The resumption of live, in-person programming at Porthouse Theatre and Kent Blossom Music Festival marks the first milestone in a return of the performing arts to Kent State and the wider northeast Ohio community in the wake of the COVID-19 pandemic. While the College of the Arts continues to operation with caution, in-person live performances and programming is planned for the upcoming Fall semester in the Schools of Theatre and Dance and Music. Additionally, in-person gallery shows in the School of Art, The School of Fashion’s annual Fashion Week, and exhibits at the Kent State University Museum round out the College’s arts programming for the coming year.
After nearly a year and a half, “intermission” is ending and Kent State’s performing artists are more than ready to see the lights come up, hear the chatter of the audience, and hear the stage manager say that magic word: “Go.”
Kent Blossom Music Festival’s 2021 in-person performance season runs through the end of July and has featured performances by Kulas Visiting Artists Paul Huang (violin), Helen Huang (piano), Demarre McGill (flute), Rodolofo Leone (piano); the Miami String Quartet; and members of the Cleveland Orchestra.
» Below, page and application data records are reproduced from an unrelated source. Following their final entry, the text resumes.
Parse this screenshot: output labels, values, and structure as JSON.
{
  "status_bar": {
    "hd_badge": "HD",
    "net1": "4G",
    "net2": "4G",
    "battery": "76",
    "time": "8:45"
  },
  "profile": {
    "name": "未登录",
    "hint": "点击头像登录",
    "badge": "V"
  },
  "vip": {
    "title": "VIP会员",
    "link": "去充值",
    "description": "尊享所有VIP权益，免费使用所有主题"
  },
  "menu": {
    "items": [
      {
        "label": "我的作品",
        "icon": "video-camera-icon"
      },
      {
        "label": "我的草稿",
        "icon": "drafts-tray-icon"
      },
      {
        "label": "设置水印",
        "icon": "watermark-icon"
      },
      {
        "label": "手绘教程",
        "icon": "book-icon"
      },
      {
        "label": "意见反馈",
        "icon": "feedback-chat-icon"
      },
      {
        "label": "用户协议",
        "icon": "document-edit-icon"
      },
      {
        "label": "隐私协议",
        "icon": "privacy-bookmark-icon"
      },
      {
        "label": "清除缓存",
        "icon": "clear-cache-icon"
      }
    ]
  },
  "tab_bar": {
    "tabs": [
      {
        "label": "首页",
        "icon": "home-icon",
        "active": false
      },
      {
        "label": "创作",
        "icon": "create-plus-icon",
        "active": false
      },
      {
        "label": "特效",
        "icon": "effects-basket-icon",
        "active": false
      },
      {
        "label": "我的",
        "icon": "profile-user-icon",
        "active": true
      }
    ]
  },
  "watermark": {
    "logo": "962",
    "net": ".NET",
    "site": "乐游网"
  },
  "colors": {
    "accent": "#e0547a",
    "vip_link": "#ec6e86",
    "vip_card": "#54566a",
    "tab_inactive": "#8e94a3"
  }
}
For more information about Kent Blossom Music Festival, visit www.kent.edu/blossom.
Porthouse Theatre’s 2021 season runs through Aug. 15 and has featured productions of “Quilters,” “BKLYN the Musical,” and “Altar Boyz.” For more information about Porthouse Theatre, visit www.porthousetheatre.com.